Paperback: 400 pages
Publisher: Addison-Wesley Professional (May 26, 1997)
Product Dimensions: 7.4 x 1 x 8.9 inches
Shipping Weight: 1.4 pounds (View shipping rates and policies)
Average Customer Review: 4.4 out of 5 stars See all reviews (27 customer reviews)
Best Sellers Rank: #595,819 in Books (See Top 100 in Books) #16 in Books > Computers & Technology > Programming > APIs & Operating Environments > Device Drivers #219 in Books > Computers & Technology > Operating Systems > Unix #637 in Books > Textbooks > Computer Science > Operating Systems
This book has got what you want to know about pthreads. If that was all it had, and it had that in the right order, then it would be perfect. Instead, this is a very frustrating book to read.Take 'mutexes' as an example.
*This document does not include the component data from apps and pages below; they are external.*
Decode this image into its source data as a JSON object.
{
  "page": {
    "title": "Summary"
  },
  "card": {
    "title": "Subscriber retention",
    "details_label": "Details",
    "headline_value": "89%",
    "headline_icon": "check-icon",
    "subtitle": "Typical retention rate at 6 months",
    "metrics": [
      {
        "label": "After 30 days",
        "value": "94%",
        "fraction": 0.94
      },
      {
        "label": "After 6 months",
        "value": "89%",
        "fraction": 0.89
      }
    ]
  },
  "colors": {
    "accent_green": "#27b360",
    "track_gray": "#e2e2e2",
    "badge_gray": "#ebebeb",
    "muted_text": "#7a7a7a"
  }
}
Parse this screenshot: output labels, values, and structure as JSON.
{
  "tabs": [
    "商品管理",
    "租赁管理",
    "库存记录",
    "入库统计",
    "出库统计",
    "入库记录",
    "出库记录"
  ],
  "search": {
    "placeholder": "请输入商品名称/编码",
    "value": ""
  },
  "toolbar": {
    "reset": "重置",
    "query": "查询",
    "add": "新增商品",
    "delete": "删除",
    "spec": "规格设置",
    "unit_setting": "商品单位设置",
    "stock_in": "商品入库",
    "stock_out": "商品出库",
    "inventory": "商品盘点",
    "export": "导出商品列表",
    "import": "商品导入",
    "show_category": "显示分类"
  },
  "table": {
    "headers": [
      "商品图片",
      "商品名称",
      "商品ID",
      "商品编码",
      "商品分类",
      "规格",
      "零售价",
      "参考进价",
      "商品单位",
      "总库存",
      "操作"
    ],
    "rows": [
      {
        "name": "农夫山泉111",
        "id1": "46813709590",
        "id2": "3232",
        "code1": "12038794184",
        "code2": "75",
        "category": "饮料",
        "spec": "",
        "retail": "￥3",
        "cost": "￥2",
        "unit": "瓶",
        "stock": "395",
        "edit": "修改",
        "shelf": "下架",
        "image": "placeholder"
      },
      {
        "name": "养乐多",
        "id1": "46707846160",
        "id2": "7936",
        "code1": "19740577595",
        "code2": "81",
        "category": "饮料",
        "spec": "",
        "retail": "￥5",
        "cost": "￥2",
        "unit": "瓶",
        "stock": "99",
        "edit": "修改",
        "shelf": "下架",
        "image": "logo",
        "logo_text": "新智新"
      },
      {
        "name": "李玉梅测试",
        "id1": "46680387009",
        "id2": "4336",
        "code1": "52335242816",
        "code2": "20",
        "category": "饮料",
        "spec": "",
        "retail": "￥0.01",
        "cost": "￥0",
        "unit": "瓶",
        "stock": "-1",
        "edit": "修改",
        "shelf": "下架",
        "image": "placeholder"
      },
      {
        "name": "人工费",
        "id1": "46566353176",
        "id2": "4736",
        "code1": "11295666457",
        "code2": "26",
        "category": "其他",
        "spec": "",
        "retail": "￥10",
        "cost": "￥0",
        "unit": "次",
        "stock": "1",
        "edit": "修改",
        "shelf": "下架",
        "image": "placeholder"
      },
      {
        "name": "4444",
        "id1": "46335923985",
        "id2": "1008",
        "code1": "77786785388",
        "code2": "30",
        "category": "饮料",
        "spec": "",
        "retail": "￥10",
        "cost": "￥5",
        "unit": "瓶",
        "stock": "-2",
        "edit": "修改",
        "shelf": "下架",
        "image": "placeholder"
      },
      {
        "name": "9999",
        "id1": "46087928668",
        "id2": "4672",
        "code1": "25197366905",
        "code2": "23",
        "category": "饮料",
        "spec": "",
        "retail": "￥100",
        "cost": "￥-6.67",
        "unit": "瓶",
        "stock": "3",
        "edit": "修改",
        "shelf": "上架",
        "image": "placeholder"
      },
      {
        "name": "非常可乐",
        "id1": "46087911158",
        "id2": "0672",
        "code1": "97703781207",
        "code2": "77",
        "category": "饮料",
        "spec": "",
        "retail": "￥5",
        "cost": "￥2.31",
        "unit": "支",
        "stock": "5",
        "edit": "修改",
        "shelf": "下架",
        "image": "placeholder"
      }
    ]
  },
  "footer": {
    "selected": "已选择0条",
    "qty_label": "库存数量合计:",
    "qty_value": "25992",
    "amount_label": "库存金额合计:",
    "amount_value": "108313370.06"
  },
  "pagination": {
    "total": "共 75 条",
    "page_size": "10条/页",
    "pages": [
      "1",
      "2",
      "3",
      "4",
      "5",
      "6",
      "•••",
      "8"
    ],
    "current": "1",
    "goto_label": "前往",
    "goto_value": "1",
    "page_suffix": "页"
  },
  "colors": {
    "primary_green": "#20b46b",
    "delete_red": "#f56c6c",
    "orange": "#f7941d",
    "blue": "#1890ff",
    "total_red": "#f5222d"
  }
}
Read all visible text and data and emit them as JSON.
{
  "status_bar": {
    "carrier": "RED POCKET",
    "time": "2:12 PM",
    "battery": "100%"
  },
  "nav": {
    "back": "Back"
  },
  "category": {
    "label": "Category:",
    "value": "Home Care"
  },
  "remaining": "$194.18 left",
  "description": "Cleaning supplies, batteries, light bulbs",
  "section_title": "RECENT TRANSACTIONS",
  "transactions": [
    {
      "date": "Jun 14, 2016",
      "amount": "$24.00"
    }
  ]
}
A useful explanation for a beginner might be as follows... (1) Where the word 'mutex' comes from (2) What a memory conflict is (3) How a mutex can avoid it (4) How it works (simplified) (5) Some good examples in programsOn page 6 we first meet a mutex in a bit about putchar - we turn 'putchar into a 'critical section' (unexplained) because 'putchar might lock a "putchar mutex" '.Don't bother trying to understand it. Next paragraph, we find 'the correct solution is to associate the mutex with the stream', so it was a bad idea in the first place. Oh.Two chapters later, on page 47, you get to know what a 'mutex' is. It's mutual exclusion using a special form of Edsger Dijkstra's semaphore, you dummy. Well, if you've read Edsger Dijkstra's 1968 paper, then you aren't likely to be reading this book, says I.Confused? Keep going. Finally on page 90, there is a neat tabular description of one thread reading a variable before the other one has written it, and how you can stop this with a mutex. Clear and simple, this should have been on page 6. The following section (marked "You may want to skip this explanation...") then describes the sorts of problem you get with real hardware - surely a 'must read' if you are going to do this sort of stuff.There is a noble tradition of giving a bad coding example in one chapter, so you can show how cleverly you can fix it in the next. Look at any Stroustrop book.